Due to excess or insufficient light or fertiliser, elephant ear leaves occasionally droop or shrivel. Your plant will reward you with healthy foliage if you make the appropriate adjustments.
Crispy Alocasia leaves that are dry
This typically indicates that the plant's environment has too little humidity. They enjoy warm areas of your home, but they also require a specific amount of moisture. Some people suggest misting the plant, which will probably be helpful in the short run but requires daily maintenance. Try some of the more traditional methods of accomplishing this for a more long-lasting solution if this is too much work.
What are some of the prominent issues with Alocasia?
You might notice yellowing of the leaves as a result of excessive or insufficient watering or insufficient sunlight. If they are grown in a small pot, they may also turn yellow, necessitating repotting. Similarly to this, inadequate or excessive sunlight or fertiliser may cause the leaves to shrivel or droop.
Why are the leaves speckled?
Salts, minerals, and chlorine in tap water can cause spotting in alocasias if they are sensitive to them. Before applying the water to the plant, let it sit in a bucket or watering can for 24 hours. Some of the unwanted materials will be able to vaporise as a result. You could also use distilled water.
Why keep dying the leaves?
Nothing may be wrong at all.
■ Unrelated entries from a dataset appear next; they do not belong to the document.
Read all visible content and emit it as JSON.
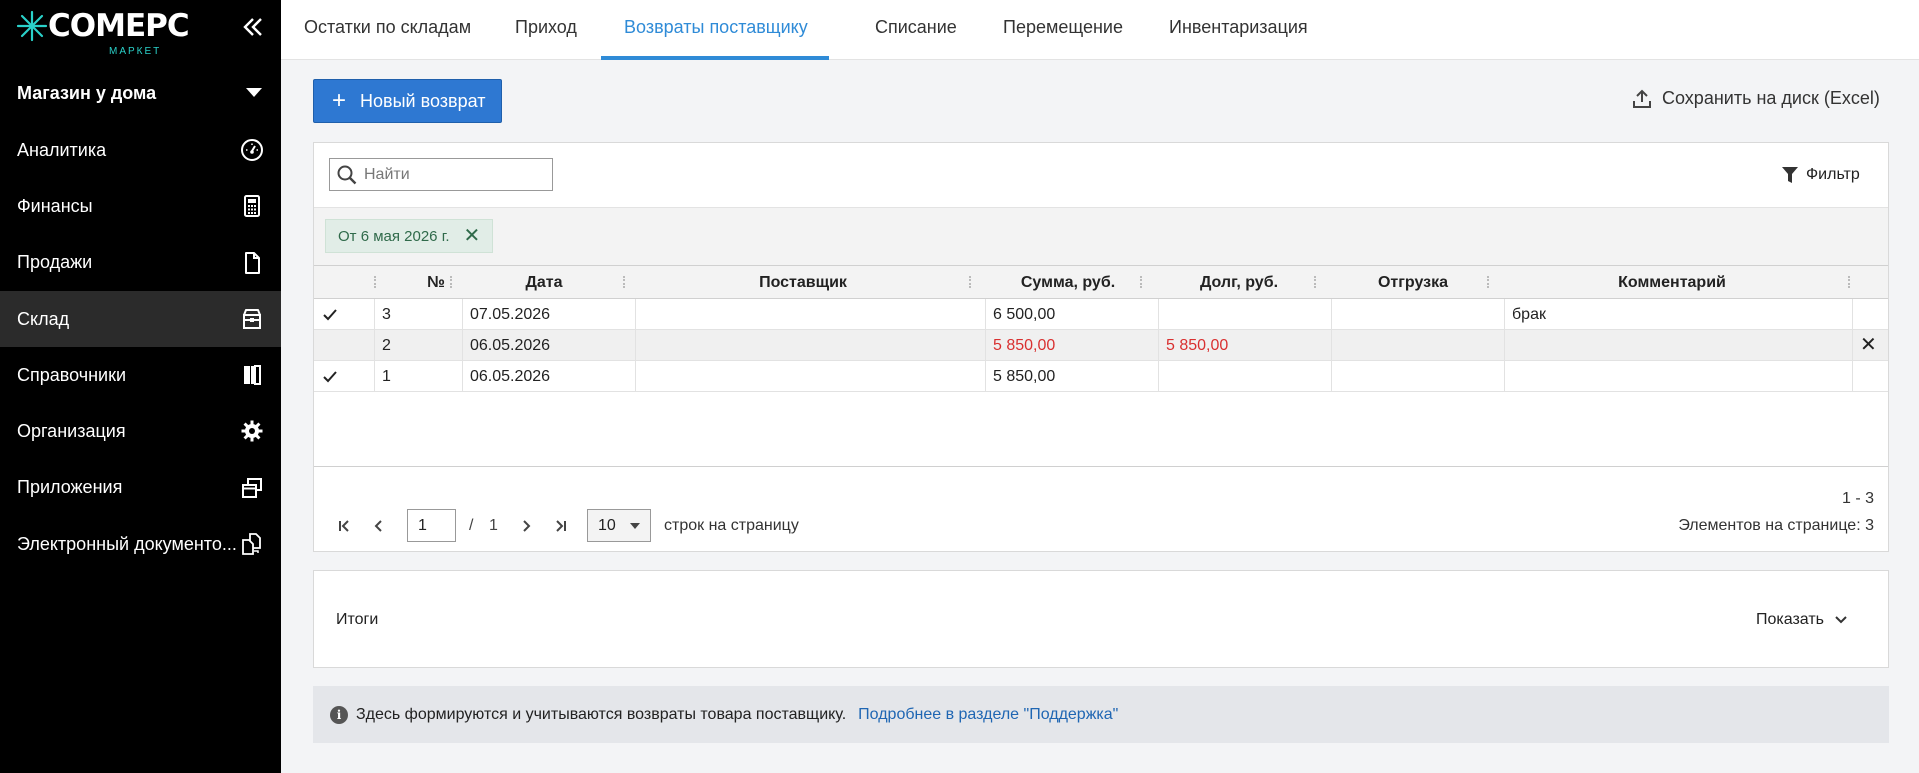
{
  "app": {
    "logo_text": "COMEPC",
    "logo_sub": "МАРКЕТ",
    "store_name": "Магазин у дома"
  },
  "sidebar": {
    "items": [
      {
        "label": "Аналитика",
        "icon": "dashboard-gauge-icon"
      },
      {
        "label": "Финансы",
        "icon": "calculator-icon"
      },
      {
        "label": "Продажи",
        "icon": "document-icon"
      },
      {
        "label": "Склад",
        "icon": "warehouse-box-icon",
        "active": true
      },
      {
        "label": "Справочники",
        "icon": "books-icon"
      },
      {
        "label": "Организация",
        "icon": "gear-icon"
      },
      {
        "label": "Приложения",
        "icon": "windows-icon"
      },
      {
        "label": "Электронный документо...",
        "icon": "doc-exchange-icon"
      }
    ]
  },
  "tabs": [
    {
      "label": "Остатки по складам"
    },
    {
      "label": "Приход"
    },
    {
      "label": "Возвраты поставщику",
      "active": true
    },
    {
      "label": "Списание"
    },
    {
      "label": "Перемещение"
    },
    {
      "label": "Инвентаризация"
    }
  ],
  "toolbar": {
    "new_label": "Новый возврат",
    "save_label": "Сохранить на диск (Excel)"
  },
  "grid": {
    "search_placeholder": "Найти",
    "filter_label": "Фильтр",
    "chip_label": "От 6 мая 2026 г.",
    "columns": [
      "№",
      "Дата",
      "Поставщик",
      "Сумма, руб.",
      "Долг, руб.",
      "Отгрузка",
      "Комментарий"
    ],
    "rows": [
      {
        "checked": true,
        "num": "3",
        "date": "07.05.2026",
        "supplier": "",
        "sum": "6 500,00",
        "debt": "",
        "shipment": "",
        "comment": "брак",
        "red": false
      },
      {
        "checked": false,
        "num": "2",
        "date": "06.05.2026",
        "supplier": "",
        "sum": "5 850,00",
        "debt": "5 850,00",
        "shipment": "",
        "comment": "",
        "red": true
      },
      {
        "checked": true,
        "num": "1",
        "date": "06.05.2026",
        "supplier": "",
        "sum": "5 850,00",
        "debt": "",
        "shipment": "",
        "comment": "",
        "red": false
      }
    ]
  },
  "pager": {
    "page": "1",
    "slash": "/",
    "total_pages": "1",
    "page_size": "10",
    "rows_label": "строк на страницу",
    "range": "1 - 3",
    "count_label": "Элементов на странице: 3"
  },
  "totals": {
    "label": "Итоги",
    "show_label": "Показать"
  },
  "info": {
    "icon": "i",
    "text": "Здесь формируются и учитываются возвраты товара поставщику.",
    "link": "Подробнее в разделе \"Поддержка\""
  },
  "colors": {
    "accent": "#2e78d2",
    "tab_active": "#2f8bd7",
    "debt_red": "#d93030",
    "sidebar_bg": "#000000",
    "logo_teal": "#2ad1c9"
  }
}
Elephant ear plants naturally shed leaves as they are growing new ones because they grow so quickly. Simply cut off any sagging or collapsing leaves.
How should I decorate with this plant?
Elephant ear plants often look their best in contemporary or tropical-themed rooms because of how striking and geometric they are.
How long is the life span of an elephant's ear plant?
The lifespan will differ from type to type given the wide variety of species available. However, you can prolong the life of your plant for many years by performing routine repotting and division.